> _Exercise details_:
In the data, find each line where the word "Liverpool" appears and list that line.

> _Information provided_:
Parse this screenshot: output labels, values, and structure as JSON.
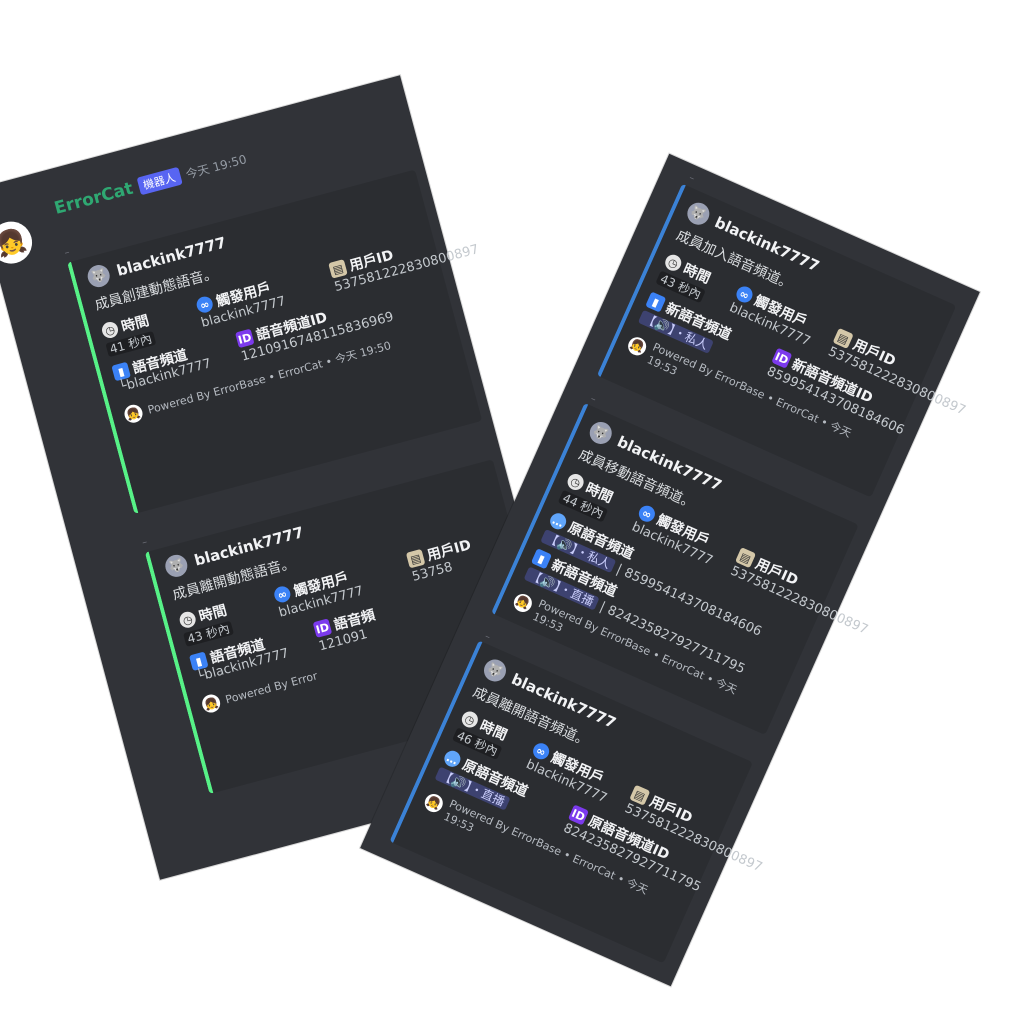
{
  "left_panel": {
    "bot_name": "ErrorCat",
    "bot_badge": "機器人",
    "timestamp": "今天 19:50",
    "bot_avatar_icon": "red-hood-girl-avatar",
    "embeds": [
      {
        "author": "blackink7777",
        "description": "成員創建動態語音。",
        "fields": [
          {
            "icon": "clock-icon",
            "name": "時間",
            "value": "41 秒內"
          },
          {
            "icon": "infinity-icon",
            "name": "觸發用戶",
            "value": "blackink7777"
          },
          {
            "icon": "id-card-icon",
            "name": "用戶ID",
            "value": "537581222830800897"
          },
          {
            "icon": "signal-icon",
            "name": "語音頻道",
            "value": ""
          },
          {
            "icon": "id-badge-icon",
            "name": "語音頻道ID",
            "value": "1210916748115836969"
          }
        ],
        "channel_sub": "└blackink7777",
        "footer": "Powered By ErrorBase • ErrorCat • 今天 19:50"
      },
      {
        "author": "blackink7777",
        "description": "成員離開動態語音。",
        "fields": [
          {
            "icon": "clock-icon",
            "name": "時間",
            "value": "43 秒內"
          },
          {
            "icon": "infinity-icon",
            "name": "觸發用戶",
            "value": "blackink7777"
          },
          {
            "icon": "id-card-icon",
            "name": "用戶ID",
            "value": "53758"
          },
          {
            "icon": "signal-icon",
            "name": "語音頻道",
            "value": ""
          },
          {
            "icon": "id-badge-icon",
            "name": "語音頻",
            "value": "121091"
          }
        ],
        "channel_sub": "└blackink7777",
        "footer": "Powered By Error"
      }
    ]
  },
  "right_panel": {
    "embeds": [
      {
        "author": "blackink7777",
        "description": "成員加入語音頻道。",
        "time_label": "時間",
        "time_value": "43 秒內",
        "trigger_label": "觸發用戶",
        "trigger_value": "blackink7777",
        "uid_label": "用戶ID",
        "uid_value": "537581222830800897",
        "new_channel_label": "新語音頻道",
        "new_channel_chip": "【🔊】・私人",
        "new_channel_id_label": "新語音頻道ID",
        "new_channel_id_value": "859954143708184606",
        "footer": "Powered By ErrorBase • ErrorCat • 今天 19:53"
      },
      {
        "author": "blackink7777",
        "description": "成員移動語音頻道。",
        "time_label": "時間",
        "time_value": "44 秒內",
        "trigger_label": "觸發用戶",
        "trigger_value": "blackink7777",
        "uid_label": "用戶ID",
        "uid_value": "537581222830800897",
        "orig_channel_label": "原語音頻道",
        "orig_channel_chip": "【🔊】・私人",
        "orig_channel_id": "| 859954143708184606",
        "new_channel_label": "新語音頻道",
        "new_channel_chip": "【🔊】・直播",
        "new_channel_id": "| 824235827927711795",
        "footer": "Powered By ErrorBase • ErrorCat • 今天 19:53"
      },
      {
        "author": "blackink7777",
        "description": "成員離開語音頻道。",
        "time_label": "時間",
        "time_value": "46 秒內",
        "trigger_label": "觸發用戶",
        "trigger_value": "blackink7777",
        "uid_label": "用戶ID",
        "uid_value": "537581222830800897",
        "orig_channel_label": "原語音頻道",
        "orig_channel_chip": "【🔊】・直播",
        "orig_channel_id_label": "原語音頻道ID",
        "orig_channel_id_value": "824235827927711795",
        "footer": "Powered By ErrorBase • ErrorCat • 今天 19:53"
      }
    ]
  },
  "colors": {
    "panel_bg": "#313338",
    "embed_bg": "#2b2d31",
    "green_accent": "#57f287",
    "blue_accent": "#3b82d6",
    "username_green": "#2fa872",
    "badge_blurple": "#5865f2"
  }
}
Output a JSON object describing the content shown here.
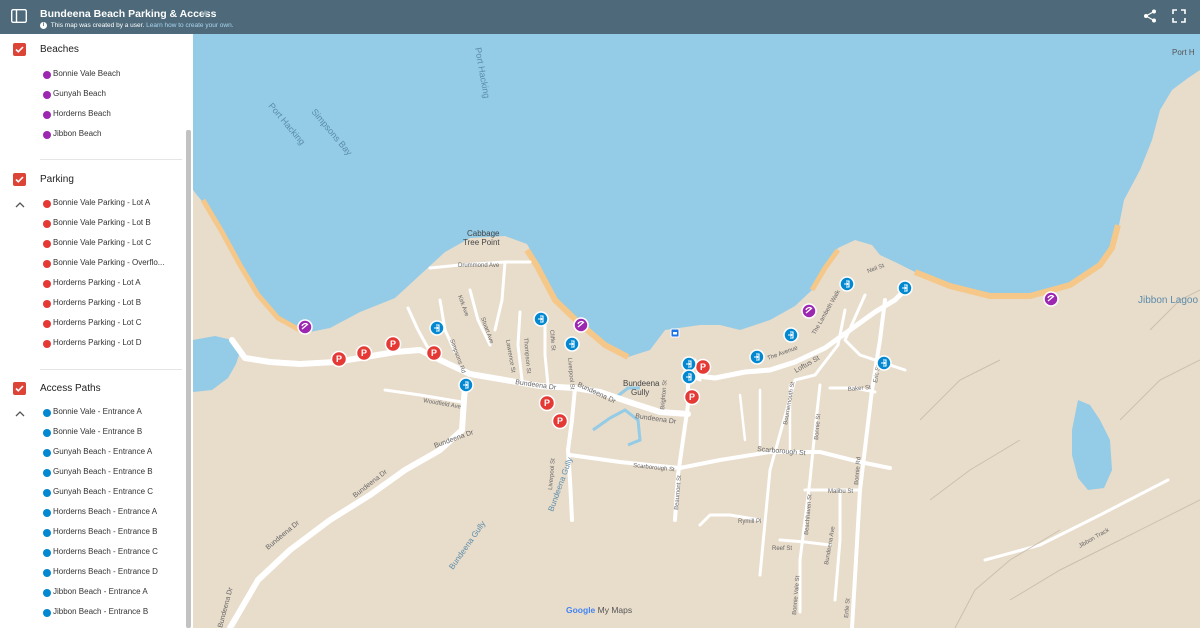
{
  "header": {
    "title": "Bundeena Beach Parking & Access",
    "subtitle_prefix": "This map was created by a user.",
    "subtitle_link": "Learn how to create your own.",
    "info_glyph": "i",
    "star_glyph": "★",
    "icons": [
      "sidebar-toggle-icon",
      "share-icon",
      "fullscreen-icon"
    ]
  },
  "layers": [
    {
      "name": "Beaches",
      "icon": "beach-umbrella-icon",
      "color": "#9c27b0",
      "items": [
        "Bonnie Vale Beach",
        "Gunyah Beach",
        "Horderns Beach",
        "Jibbon Beach"
      ]
    },
    {
      "name": "Parking",
      "icon": "parking-icon",
      "color": "#e53935",
      "items": [
        "Bonnie Vale Parking - Lot A",
        "Bonnie Vale Parking - Lot B",
        "Bonnie Vale Parking - Lot C",
        "Bonnie Vale Parking - Overflo...",
        "Horderns Parking - Lot A",
        "Horderns Parking - Lot B",
        "Horderns Parking - Lot C",
        "Horderns Parking - Lot D"
      ]
    },
    {
      "name": "Access Paths",
      "icon": "entrance-icon",
      "color": "#0288d1",
      "items": [
        "Bonnie Vale - Entrance A",
        "Bonnie Vale - Entrance B",
        "Gunyah Beach - Entrance A",
        "Gunyah Beach - Entrance B",
        "Gunyah Beach - Entrance C",
        "Horderns Beach - Entrance A",
        "Horderns Beach - Entrance B",
        "Horderns Beach - Entrance C",
        "Horderns Beach - Entrance D",
        "Jibbon Beach - Entrance A",
        "Jibbon Beach - Entrance B"
      ]
    }
  ],
  "map": {
    "colors": {
      "water": "#94cbe6",
      "land": "#e8dccb",
      "sand": "#f5c889",
      "road": "#ffffff"
    },
    "water_labels": {
      "port_hacking_1": "Port Hacking",
      "port_hacking_2": "Port Hacking",
      "simpsons_bay": "Simpsons Bay",
      "port_hacking_3": "Port H",
      "jibbon_lagoon": "Jibbon Lagoo",
      "bundeena_gully_1": "Bundeena Gully",
      "bundeena_gully_2": "Bundeena Gully"
    },
    "place_labels": {
      "cabbage_tree_point_1": "Cabbage",
      "cabbage_tree_point_2": "Tree Point",
      "bundeena_gully_1": "Bundeena",
      "bundeena_gully_2": "Gully"
    },
    "street_labels": {
      "drummond": "Drummond Ave",
      "kirk": "Kirk Ave",
      "stuart": "Stuart Ave",
      "simpsons_rd": "Simpsons Rd",
      "thompson": "Thompson St",
      "lawrence": "Lawrence St",
      "cliffe": "Cliffe St",
      "liverpool_1": "Liverpool St",
      "liverpool_2": "Liverpool St",
      "bundeena_dr_1": "Bundeena Dr",
      "bundeena_dr_2": "Bundeena Dr",
      "bundeena_dr_3": "Bundeena Dr",
      "bundeena_dr_4": "Bundeena Dr",
      "bundeena_dr_5": "Bundeena Dr",
      "bundeena_dr_6": "Bundeena Dr",
      "bundeena_dr_7": "Bundeena Dr",
      "woodfield": "Woodfield Ave",
      "brighton": "Brighton St",
      "scarborough_1": "Scarborough St",
      "scarborough_2": "Scarborough St",
      "loftus": "Loftus St",
      "the_avenue": "The Avenue",
      "the_lambeth": "The Lambeth Walk",
      "neil": "Neil St",
      "eric": "Eric St",
      "baker": "Baker St",
      "bournemouth": "Bournemouth St",
      "bonnie_vale_br": "Beachhaven St",
      "bundeena_ave": "Bundeena Ave",
      "malibu": "Malibu St",
      "reef": "Reef St",
      "rymill": "Rymill Pl",
      "bonnie": "Bonnie Vale St",
      "bonnie_2": "Bonnie St",
      "jibbon": "Jibbon Track",
      "ertle": "Ertle St",
      "bonnie_rd": "Bonnie Rd",
      "bonnie_st": "Beaumont St"
    },
    "pin_glyph_parking": "P",
    "attribution_brand": "Google",
    "attribution_rest": "My Maps"
  }
}
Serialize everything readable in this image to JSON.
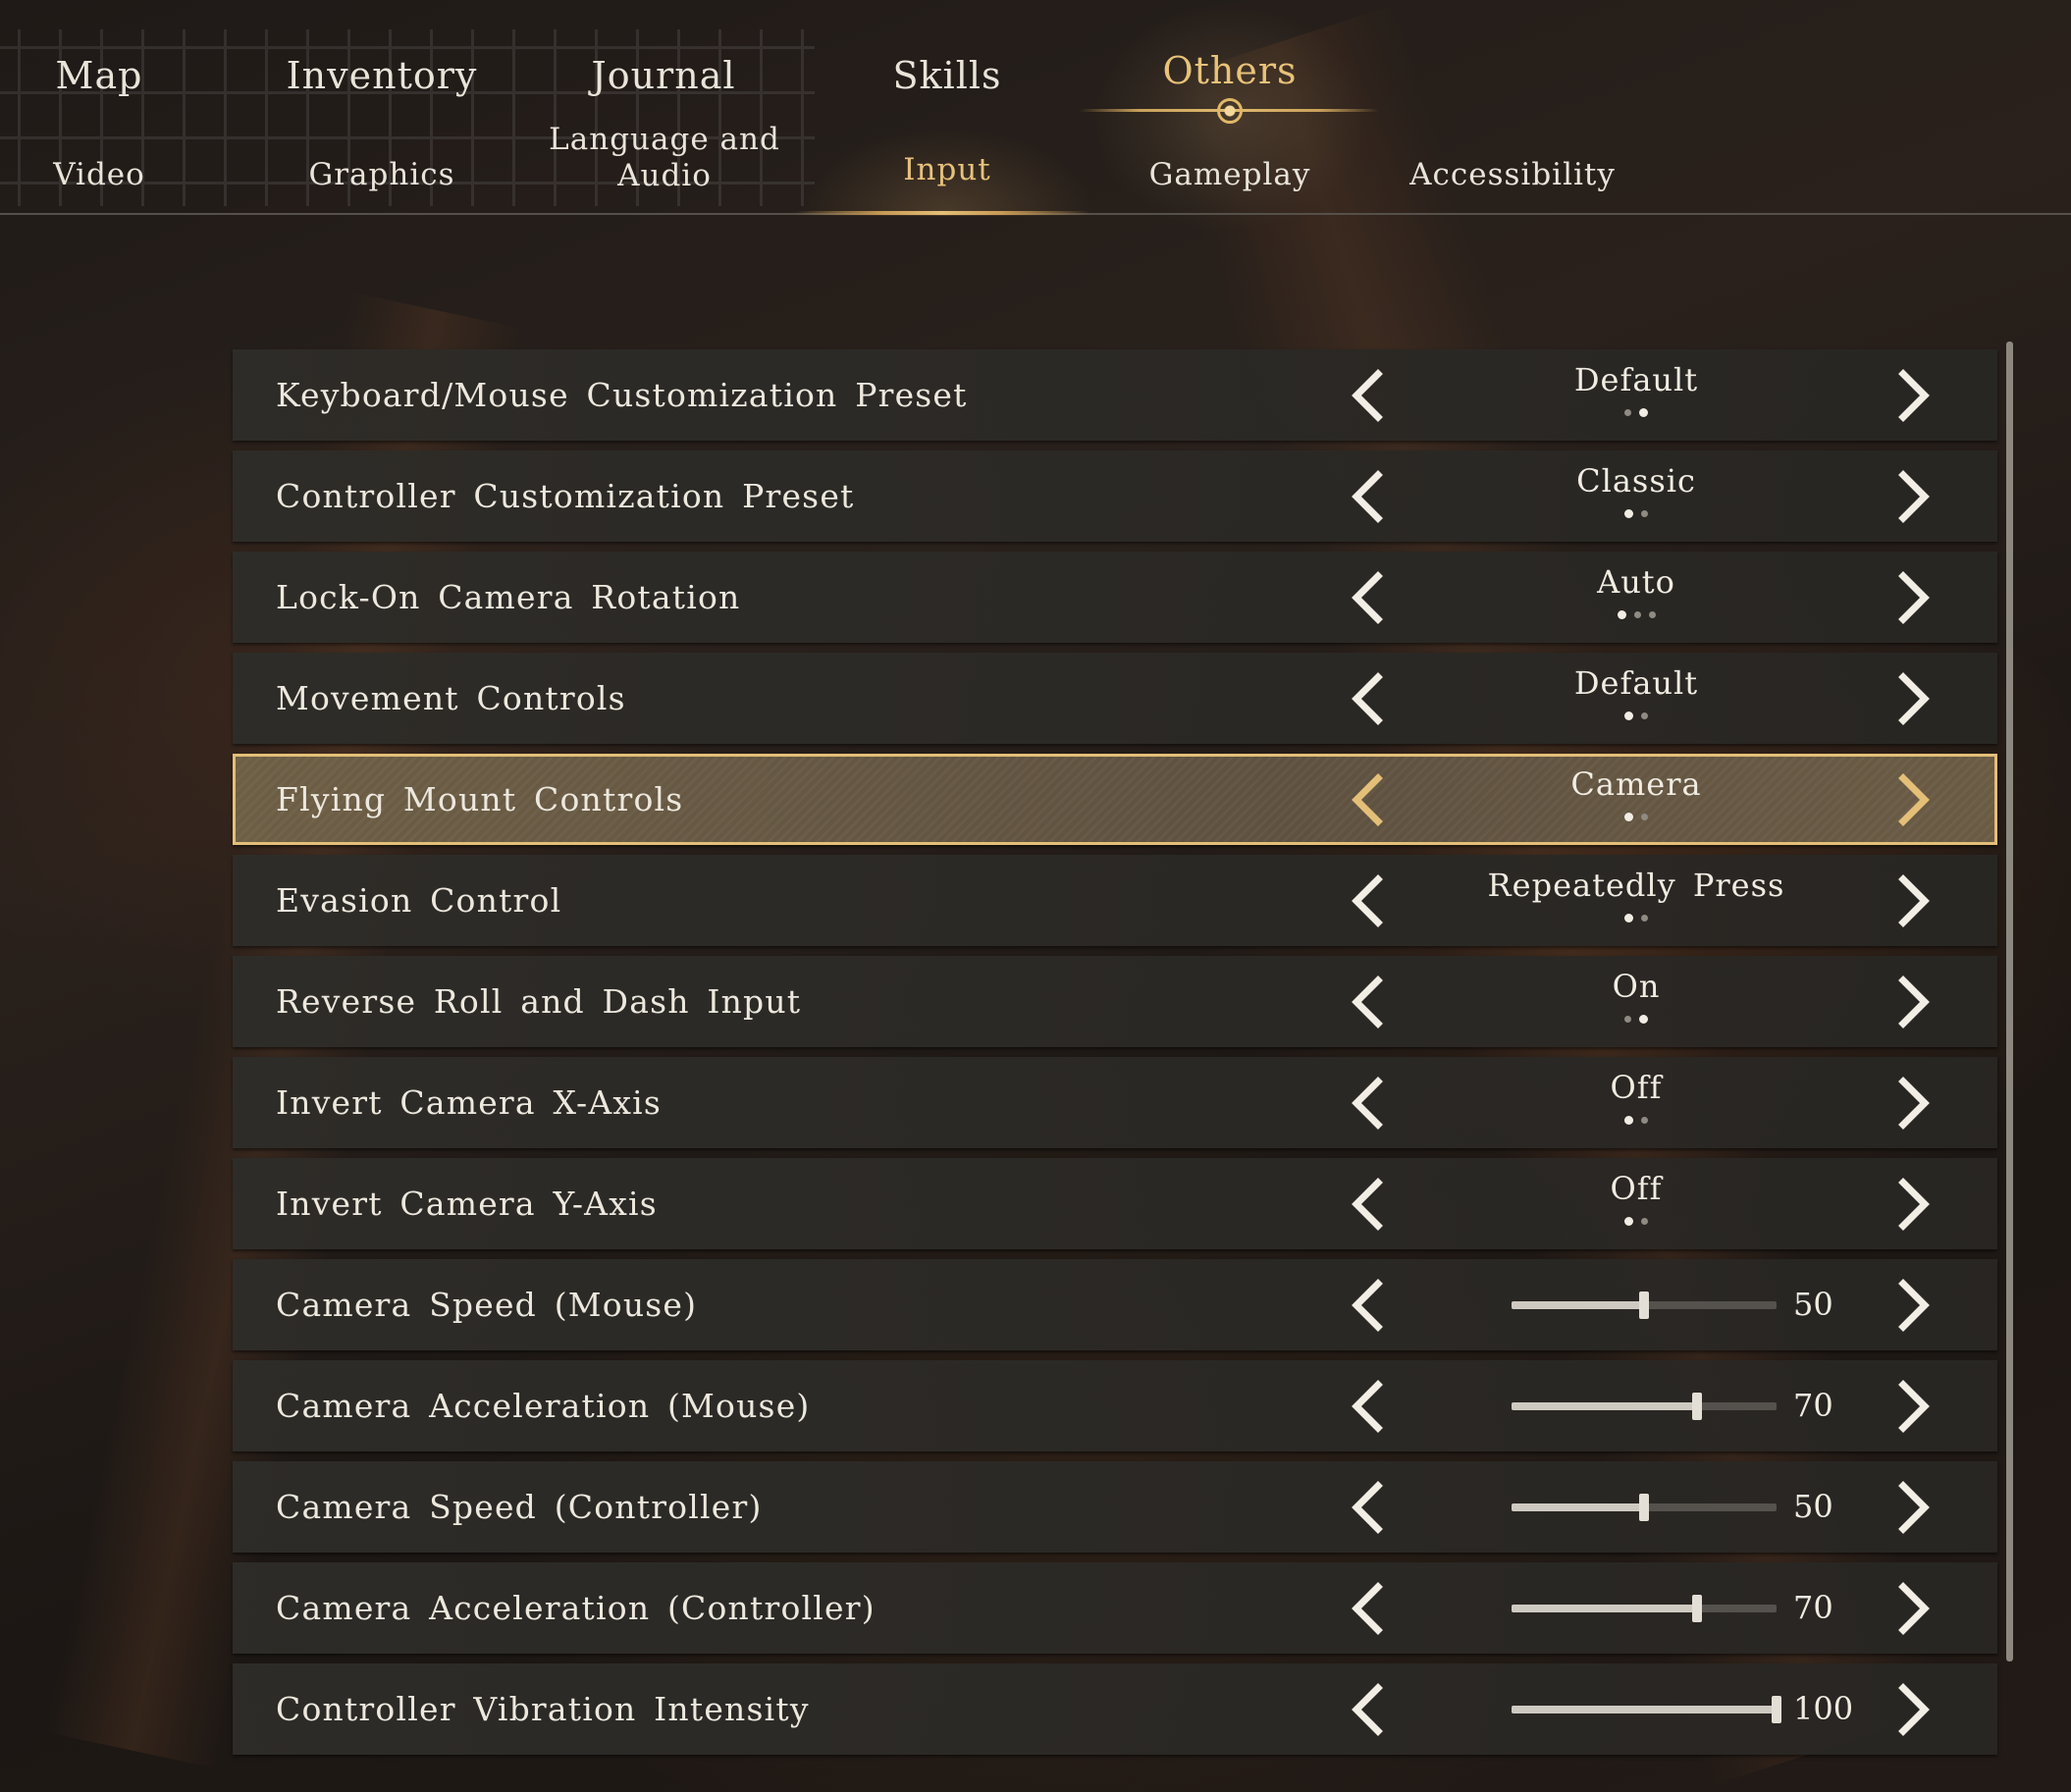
{
  "main_tabs": [
    {
      "label": "Map",
      "active": false
    },
    {
      "label": "Inventory",
      "active": false
    },
    {
      "label": "Journal",
      "active": false
    },
    {
      "label": "Skills",
      "active": false
    },
    {
      "label": "Others",
      "active": true
    }
  ],
  "sub_tabs": [
    {
      "label": "Video",
      "active": false
    },
    {
      "label": "Graphics",
      "active": false
    },
    {
      "label": "Language and\nAudio",
      "active": false
    },
    {
      "label": "Input",
      "active": true
    },
    {
      "label": "Gameplay",
      "active": false
    },
    {
      "label": "Accessibility",
      "active": false
    }
  ],
  "colors": {
    "accent": "#e3bf78",
    "text": "#ede8de",
    "row_bg": "#2e2c28"
  },
  "icons": {
    "prev": "chevron-left-icon",
    "next": "chevron-right-icon"
  },
  "settings": [
    {
      "label": "Keyboard/Mouse Customization Preset",
      "kind": "option",
      "value": "Default",
      "option_count": 2,
      "option_index": 1,
      "selected": false
    },
    {
      "label": "Controller Customization Preset",
      "kind": "option",
      "value": "Classic",
      "option_count": 2,
      "option_index": 0,
      "selected": false
    },
    {
      "label": "Lock-On Camera Rotation",
      "kind": "option",
      "value": "Auto",
      "option_count": 3,
      "option_index": 0,
      "selected": false
    },
    {
      "label": "Movement Controls",
      "kind": "option",
      "value": "Default",
      "option_count": 2,
      "option_index": 0,
      "selected": false
    },
    {
      "label": "Flying Mount Controls",
      "kind": "option",
      "value": "Camera",
      "option_count": 2,
      "option_index": 0,
      "selected": true
    },
    {
      "label": "Evasion Control",
      "kind": "option",
      "value": "Repeatedly Press",
      "option_count": 2,
      "option_index": 0,
      "selected": false
    },
    {
      "label": "Reverse Roll and Dash Input",
      "kind": "option",
      "value": "On",
      "option_count": 2,
      "option_index": 1,
      "selected": false
    },
    {
      "label": "Invert Camera X-Axis",
      "kind": "option",
      "value": "Off",
      "option_count": 2,
      "option_index": 0,
      "selected": false
    },
    {
      "label": "Invert Camera Y-Axis",
      "kind": "option",
      "value": "Off",
      "option_count": 2,
      "option_index": 0,
      "selected": false
    },
    {
      "label": "Camera Speed (Mouse)",
      "kind": "slider",
      "value": "50",
      "min": 0,
      "max": 100,
      "selected": false
    },
    {
      "label": "Camera Acceleration (Mouse)",
      "kind": "slider",
      "value": "70",
      "min": 0,
      "max": 100,
      "selected": false
    },
    {
      "label": "Camera Speed (Controller)",
      "kind": "slider",
      "value": "50",
      "min": 0,
      "max": 100,
      "selected": false
    },
    {
      "label": "Camera Acceleration (Controller)",
      "kind": "slider",
      "value": "70",
      "min": 0,
      "max": 100,
      "selected": false
    },
    {
      "label": "Controller Vibration Intensity",
      "kind": "slider",
      "value": "100",
      "min": 0,
      "max": 100,
      "selected": false
    }
  ]
}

> _Final answer_:
      "liverpool_1": "Liverpool St",
      "liverpool_2": "Liverpool St",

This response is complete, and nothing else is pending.